My most entertaining question was “What’s the most extravagant animal in the ocean?” I mean, there are just so many ways to think on it. I asked on Twitter and got lots of good ideas … Since I spend my days in a high school, I went with some superlative options. These are a few I came up with but I am looking to see what you all might think: Octopus (Most likely to win a Noble Prize in Physics), Frogfish (Most confident), Erect-crested penguin (Coolest hair), Leafy sea dragon (Best dressed), or the Whale shark (Biggest life of the party).
Please send some other suggestions!
Maybe it’s because I’m a full-time teacher now, but my favorite character in Finding Dory is the Sting Ray. I mean, if it wasn’t for the class trip to learn about migration Dory – the blue tang with short-term memory loss – may never had thought about “going home” and the trek to look for her parents may never have happened.
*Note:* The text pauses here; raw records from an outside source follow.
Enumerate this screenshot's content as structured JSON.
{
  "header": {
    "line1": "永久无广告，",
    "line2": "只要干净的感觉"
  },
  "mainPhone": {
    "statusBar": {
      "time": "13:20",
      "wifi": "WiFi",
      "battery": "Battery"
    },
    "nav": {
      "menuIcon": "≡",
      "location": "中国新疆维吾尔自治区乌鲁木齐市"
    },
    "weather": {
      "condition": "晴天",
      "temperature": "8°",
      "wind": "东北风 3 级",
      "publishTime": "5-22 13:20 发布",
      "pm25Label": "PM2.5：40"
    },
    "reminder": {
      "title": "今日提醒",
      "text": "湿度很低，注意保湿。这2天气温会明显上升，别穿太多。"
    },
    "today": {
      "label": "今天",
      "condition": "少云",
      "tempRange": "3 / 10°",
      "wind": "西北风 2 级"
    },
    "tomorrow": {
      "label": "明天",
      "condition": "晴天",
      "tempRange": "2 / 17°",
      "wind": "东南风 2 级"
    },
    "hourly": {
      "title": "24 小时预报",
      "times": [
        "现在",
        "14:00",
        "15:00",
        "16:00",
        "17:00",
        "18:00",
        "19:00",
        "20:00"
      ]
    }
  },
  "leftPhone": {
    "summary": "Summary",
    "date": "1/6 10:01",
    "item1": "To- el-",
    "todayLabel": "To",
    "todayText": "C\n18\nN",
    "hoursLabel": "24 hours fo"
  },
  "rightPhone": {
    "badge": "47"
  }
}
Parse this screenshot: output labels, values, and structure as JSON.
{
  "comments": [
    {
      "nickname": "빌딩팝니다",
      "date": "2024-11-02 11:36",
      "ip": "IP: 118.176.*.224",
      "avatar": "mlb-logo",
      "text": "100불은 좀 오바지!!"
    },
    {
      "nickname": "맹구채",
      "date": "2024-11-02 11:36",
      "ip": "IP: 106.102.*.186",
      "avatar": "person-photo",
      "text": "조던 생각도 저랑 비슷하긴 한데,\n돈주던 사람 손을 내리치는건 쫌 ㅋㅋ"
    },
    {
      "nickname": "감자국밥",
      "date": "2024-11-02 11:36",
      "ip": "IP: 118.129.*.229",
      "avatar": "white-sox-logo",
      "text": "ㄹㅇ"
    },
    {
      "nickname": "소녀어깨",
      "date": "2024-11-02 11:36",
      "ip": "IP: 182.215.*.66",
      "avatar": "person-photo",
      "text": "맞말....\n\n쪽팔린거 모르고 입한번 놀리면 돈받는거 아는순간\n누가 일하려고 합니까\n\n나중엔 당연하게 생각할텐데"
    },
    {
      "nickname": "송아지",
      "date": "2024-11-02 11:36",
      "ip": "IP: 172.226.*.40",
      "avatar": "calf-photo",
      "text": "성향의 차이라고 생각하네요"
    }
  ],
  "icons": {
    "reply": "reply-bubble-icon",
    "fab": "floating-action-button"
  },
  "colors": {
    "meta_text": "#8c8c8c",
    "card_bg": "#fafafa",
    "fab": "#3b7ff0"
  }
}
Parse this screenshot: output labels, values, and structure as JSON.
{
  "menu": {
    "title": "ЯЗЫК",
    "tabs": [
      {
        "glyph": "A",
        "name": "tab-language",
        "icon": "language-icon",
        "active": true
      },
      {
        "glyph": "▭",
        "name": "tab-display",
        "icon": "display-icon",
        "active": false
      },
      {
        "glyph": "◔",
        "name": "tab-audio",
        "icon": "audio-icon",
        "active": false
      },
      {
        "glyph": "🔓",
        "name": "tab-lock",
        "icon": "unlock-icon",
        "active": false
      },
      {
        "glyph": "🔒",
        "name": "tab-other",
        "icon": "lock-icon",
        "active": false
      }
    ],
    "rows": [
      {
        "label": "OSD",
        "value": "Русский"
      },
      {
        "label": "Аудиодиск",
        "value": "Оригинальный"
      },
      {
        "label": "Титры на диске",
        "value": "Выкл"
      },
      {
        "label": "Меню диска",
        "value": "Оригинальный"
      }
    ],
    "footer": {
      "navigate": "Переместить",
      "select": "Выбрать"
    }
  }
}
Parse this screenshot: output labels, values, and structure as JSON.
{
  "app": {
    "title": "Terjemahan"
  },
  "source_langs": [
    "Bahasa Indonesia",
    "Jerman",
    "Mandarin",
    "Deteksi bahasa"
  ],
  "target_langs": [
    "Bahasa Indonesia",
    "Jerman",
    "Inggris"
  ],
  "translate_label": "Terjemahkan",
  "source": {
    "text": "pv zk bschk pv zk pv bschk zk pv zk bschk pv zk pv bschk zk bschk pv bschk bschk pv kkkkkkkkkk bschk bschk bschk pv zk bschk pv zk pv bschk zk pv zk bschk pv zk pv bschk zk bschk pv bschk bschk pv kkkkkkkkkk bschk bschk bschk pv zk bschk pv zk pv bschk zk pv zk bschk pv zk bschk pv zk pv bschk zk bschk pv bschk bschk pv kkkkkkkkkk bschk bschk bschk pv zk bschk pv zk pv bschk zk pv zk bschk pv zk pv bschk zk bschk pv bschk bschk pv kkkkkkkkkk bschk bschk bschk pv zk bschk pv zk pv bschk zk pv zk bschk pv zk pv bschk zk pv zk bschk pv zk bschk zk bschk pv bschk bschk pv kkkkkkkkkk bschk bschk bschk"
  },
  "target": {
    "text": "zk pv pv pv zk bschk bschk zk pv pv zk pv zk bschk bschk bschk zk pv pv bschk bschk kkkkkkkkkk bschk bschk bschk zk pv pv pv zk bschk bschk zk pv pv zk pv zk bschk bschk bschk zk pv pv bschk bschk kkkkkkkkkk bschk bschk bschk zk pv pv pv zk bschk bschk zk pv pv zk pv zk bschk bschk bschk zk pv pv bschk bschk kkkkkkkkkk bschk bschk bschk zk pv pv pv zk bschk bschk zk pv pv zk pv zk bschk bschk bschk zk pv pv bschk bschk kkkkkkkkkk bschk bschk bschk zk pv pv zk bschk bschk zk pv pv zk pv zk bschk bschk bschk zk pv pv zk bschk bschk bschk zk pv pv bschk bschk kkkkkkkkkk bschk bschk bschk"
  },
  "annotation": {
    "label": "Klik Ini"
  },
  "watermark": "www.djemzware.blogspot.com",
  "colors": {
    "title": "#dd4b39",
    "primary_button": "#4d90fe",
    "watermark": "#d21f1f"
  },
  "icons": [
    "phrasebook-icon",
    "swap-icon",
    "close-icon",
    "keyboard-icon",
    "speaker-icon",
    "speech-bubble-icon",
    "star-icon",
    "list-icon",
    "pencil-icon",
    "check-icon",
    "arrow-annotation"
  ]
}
She is supported on the journey with Marlin and Nemo – a class act father and son clown anemonefish duo. However, they meet some other amazing new creatures and reconnect with some old friends. Here are some of my favorite facts to share about Hank the Octopus, Destiny the Whale Shark, Bailey the Beluga, Crush the Green Sea Turtle, and – of course, the Sting Ray Teacher!
What are your thoughts on the Finding Dory film? Did anyone catch that Dory should now have been able to speak “whale” because of her friendship with Destiny – given Destiny is actually a fish and not a whale?
In honor of the Beatles (on today the 10th anniversary of George Harrison‘s death) I thought I would feature the incredibly intelligent animal from one of my favorite songs, Octopus’s Garden. The song (released in the US on September 1, 1969) was the second song written by Ringo Starr for The Beatles (but, as my husband pointed out George Harrison did help him write the song).
It’s said Ringo Starr wrote the song while on vacation with his family in Sardinia after learning octopi like to hide under rocks. Pretty cool, right? Here are five more fun facts about these amazing cephalopods that I think Ringo Starr would think are equally as fascinating:
- There is an endangered species of octopi that spends part of its life in the rainforest.
- The largest octopus is the giant Pacific octopus (up to 30 feet) and the tiniest octopus is the Wolfi octopus (one and a half centimeters).
- A female octopus is known as a hen.
- Octopi have three hearts.
- Octopi can change color and mimic other animals.
One last thing, if you have not had a chance to purchase your Octopi Wall Street t-shirt I suggest you do soon since they make great holiday gifts!